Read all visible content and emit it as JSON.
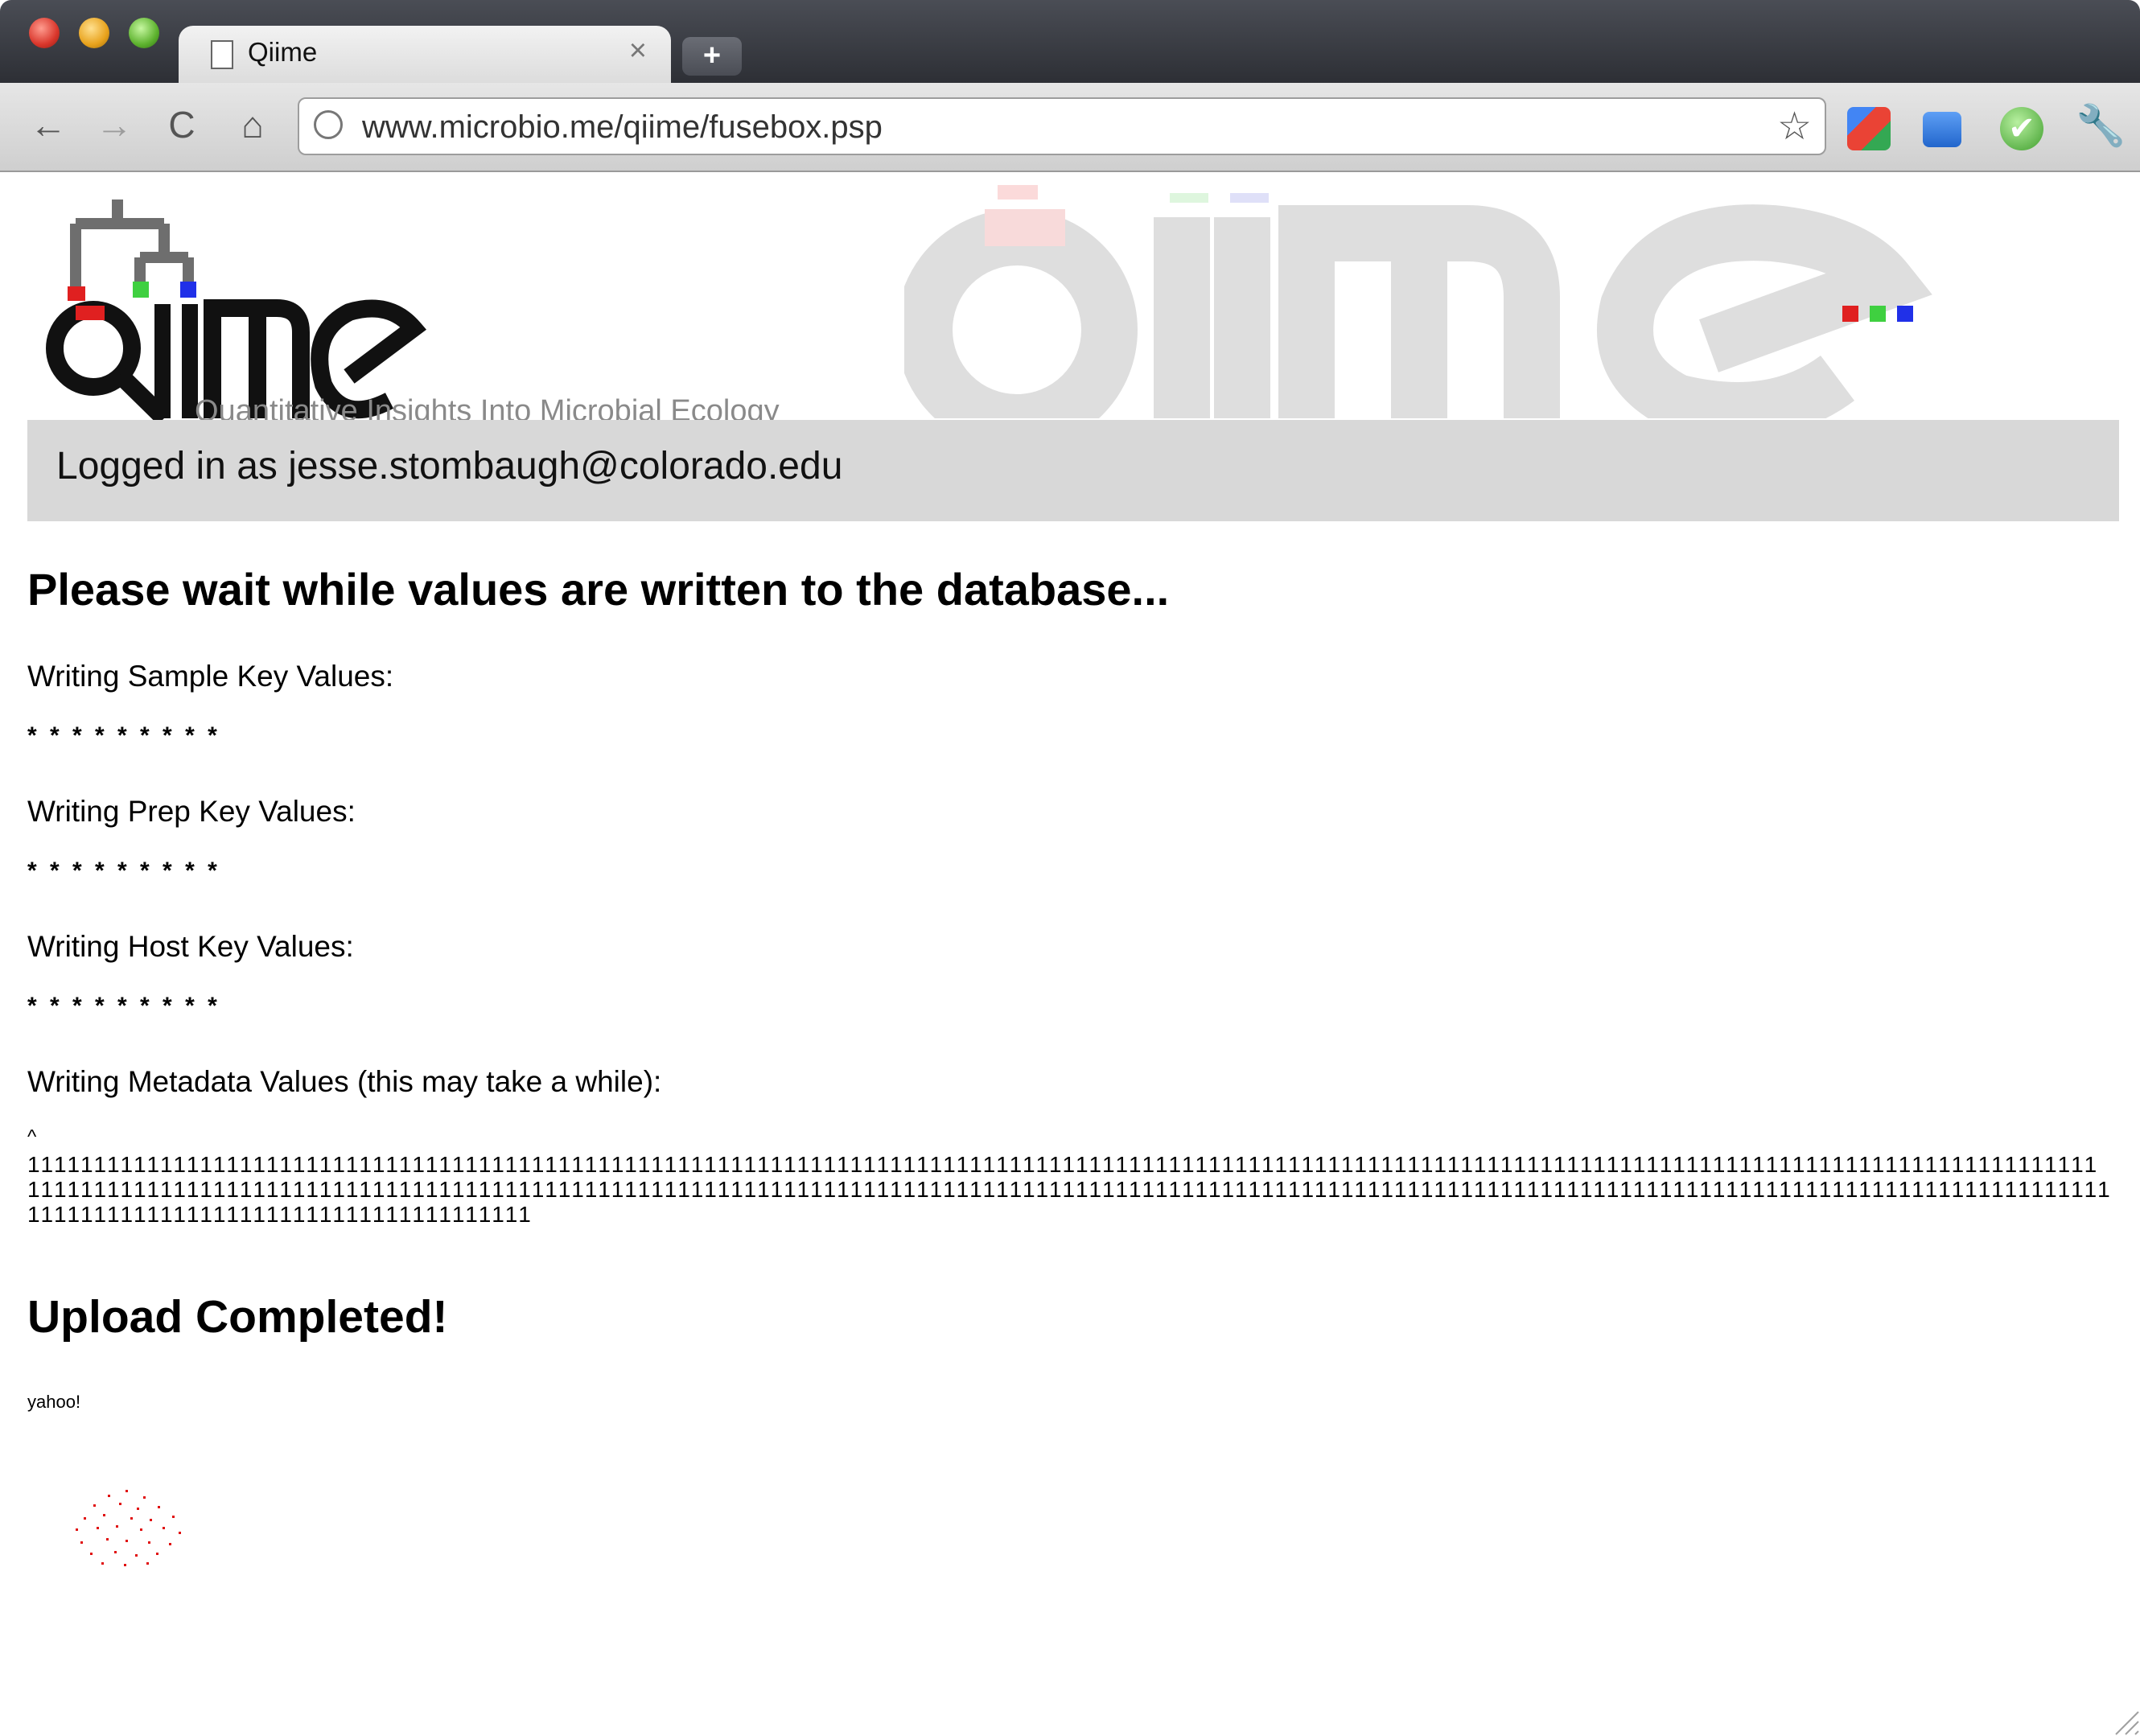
{
  "browser": {
    "tab_title": "Qiime",
    "tab_close": "×",
    "new_tab": "+",
    "url": "www.microbio.me/qiime/fusebox.psp",
    "back": "←",
    "forward": "→",
    "reload": "C",
    "home": "⌂",
    "bookmark_star": "☆",
    "wrench": "🔧",
    "extension_check": "✔"
  },
  "header": {
    "logo_text": "qiime",
    "logo_subtitle": "Quantitative Insights Into Microbial Ecology",
    "watermark_text": "qiime",
    "accent_colors": [
      "#e02020",
      "#3fd040",
      "#2030e8"
    ]
  },
  "login": {
    "text": "Logged in as jesse.stombaugh@colorado.edu"
  },
  "main": {
    "heading": "Please wait while values are written to the database...",
    "sections": [
      {
        "label": "Writing Sample Key Values:",
        "progress": "* * * * * * * * *"
      },
      {
        "label": "Writing Prep Key Values:",
        "progress": "* * * * * * * * *"
      },
      {
        "label": "Writing Host Key Values:",
        "progress": "* * * * * * * * *"
      }
    ],
    "metadata_label": "Writing Metadata Values (this may take a while):",
    "metadata_caret": "^",
    "metadata_progress": "111111111111111111111111111111111111111111111111111111111111111111111111111111111111111111111111111111111111111111111111111111111111111111111111111111111111111111111111111111111111111111111111111111111111111111111111111111111111111111111111111111111111111111111111111111111111111111111111111111111111111111111111111111111111111111111111111111111111111",
    "complete_heading": "Upload Completed!",
    "complete_message": "yahoo!"
  }
}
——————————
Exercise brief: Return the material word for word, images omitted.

Solution to the problem:
Read all visible content and emit it as JSON.
{
  "browser": {
    "tab_title": "Qiime",
    "tab_close": "×",
    "new_tab": "+",
    "url": "www.microbio.me/qiime/fusebox.psp",
    "back": "←",
    "forward": "→",
    "reload": "C",
    "home": "⌂",
    "bookmark_star": "☆",
    "wrench": "🔧",
    "extension_check": "✔"
  },
  "header": {
    "logo_text": "qiime",
    "logo_subtitle": "Quantitative Insights Into Microbial Ecology",
    "watermark_text": "qiime",
    "accent_colors": [
      "#e02020",
      "#3fd040",
      "#2030e8"
    ]
  },
  "login": {
    "text": "Logged in as jesse.stombaugh@colorado.edu"
  },
  "main": {
    "heading": "Please wait while values are written to the database...",
    "sections": [
      {
        "label": "Writing Sample Key Values:",
        "progress": "* * * * * * * * *"
      },
      {
        "label": "Writing Prep Key Values:",
        "progress": "* * * * * * * * *"
      },
      {
        "label": "Writing Host Key Values:",
        "progress": "* * * * * * * * *"
      }
    ],
    "metadata_label": "Writing Metadata Values (this may take a while):",
    "metadata_caret": "^",
    "metadata_progress": "111111111111111111111111111111111111111111111111111111111111111111111111111111111111111111111111111111111111111111111111111111111111111111111111111111111111111111111111111111111111111111111111111111111111111111111111111111111111111111111111111111111111111111111111111111111111111111111111111111111111111111111111111111111111111111111111111111111111111",
    "complete_heading": "Upload Completed!",
    "complete_message": "yahoo!"
  }
}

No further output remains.